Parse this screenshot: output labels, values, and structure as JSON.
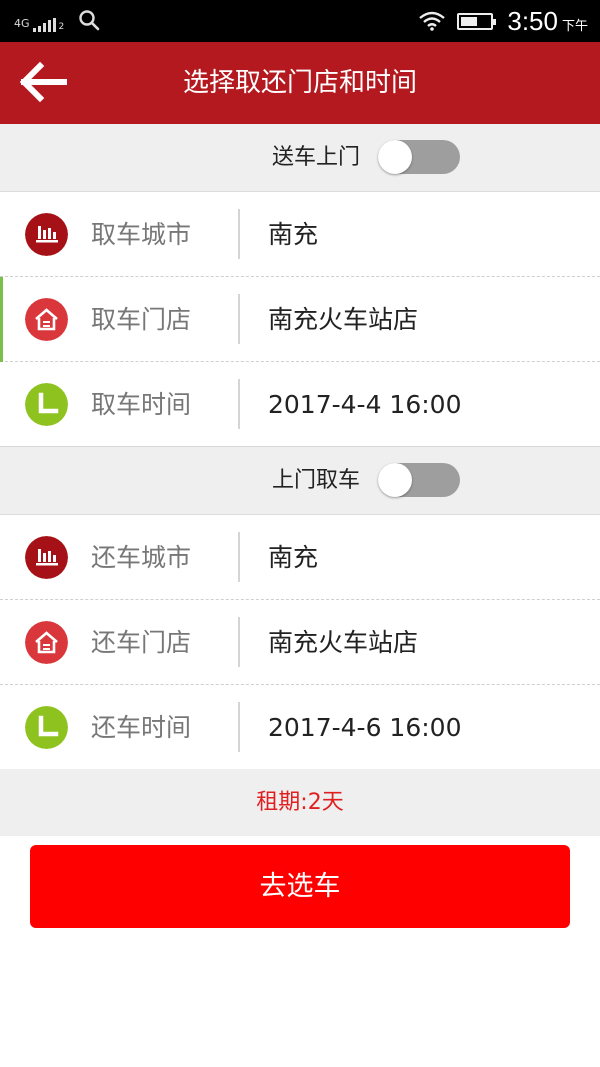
{
  "status_bar": {
    "network": "4G",
    "sim": "2",
    "time": "3:50",
    "ampm": "下午",
    "battery_level": 0.55,
    "icons": [
      "signal-icon",
      "search-icon",
      "wifi-icon",
      "battery-icon"
    ]
  },
  "header": {
    "title": "选择取还门店和时间",
    "back_icon": "back-arrow-icon",
    "color": "#b3191f"
  },
  "pickup": {
    "delivery_toggle_label": "送车上门",
    "delivery_toggle_on": false,
    "rows": [
      {
        "label": "取车城市",
        "value": "南充",
        "icon": "city-icon",
        "icon_color": "#a51117"
      },
      {
        "label": "取车门店",
        "value": "南充火车站店",
        "icon": "store-icon",
        "icon_color": "#d9373b"
      },
      {
        "label": "取车时间",
        "value": "2017-4-4 16:00",
        "icon": "clock-icon",
        "icon_color": "#8ec31f"
      }
    ]
  },
  "return": {
    "collect_toggle_label": "上门取车",
    "collect_toggle_on": false,
    "rows": [
      {
        "label": "还车城市",
        "value": "南充",
        "icon": "city-icon",
        "icon_color": "#a51117"
      },
      {
        "label": "还车门店",
        "value": "南充火车站店",
        "icon": "store-icon",
        "icon_color": "#d9373b"
      },
      {
        "label": "还车时间",
        "value": "2017-4-6 16:00",
        "icon": "clock-icon",
        "icon_color": "#8ec31f"
      }
    ]
  },
  "rental_period": "租期:2天",
  "cta_label": "去选车",
  "colors": {
    "accent_red": "#ff0000",
    "period_text": "#e02020",
    "toggle_off": "#9e9e9e"
  }
}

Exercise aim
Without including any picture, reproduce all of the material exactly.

Solution
Parse this screenshot: output labels, values, and structure as JSON.
{
  "status_bar": {
    "network": "4G",
    "sim": "2",
    "time": "3:50",
    "ampm": "下午",
    "battery_level": 0.55,
    "icons": [
      "signal-icon",
      "search-icon",
      "wifi-icon",
      "battery-icon"
    ]
  },
  "header": {
    "title": "选择取还门店和时间",
    "back_icon": "back-arrow-icon",
    "color": "#b3191f"
  },
  "pickup": {
    "delivery_toggle_label": "送车上门",
    "delivery_toggle_on": false,
    "rows": [
      {
        "label": "取车城市",
        "value": "南充",
        "icon": "city-icon",
        "icon_color": "#a51117"
      },
      {
        "label": "取车门店",
        "value": "南充火车站店",
        "icon": "store-icon",
        "icon_color": "#d9373b"
      },
      {
        "label": "取车时间",
        "value": "2017-4-4 16:00",
        "icon": "clock-icon",
        "icon_color": "#8ec31f"
      }
    ]
  },
  "return": {
    "collect_toggle_label": "上门取车",
    "collect_toggle_on": false,
    "rows": [
      {
        "label": "还车城市",
        "value": "南充",
        "icon": "city-icon",
        "icon_color": "#a51117"
      },
      {
        "label": "还车门店",
        "value": "南充火车站店",
        "icon": "store-icon",
        "icon_color": "#d9373b"
      },
      {
        "label": "还车时间",
        "value": "2017-4-6 16:00",
        "icon": "clock-icon",
        "icon_color": "#8ec31f"
      }
    ]
  },
  "rental_period": "租期:2天",
  "cta_label": "去选车",
  "colors": {
    "accent_red": "#ff0000",
    "period_text": "#e02020",
    "toggle_off": "#9e9e9e"
  }
}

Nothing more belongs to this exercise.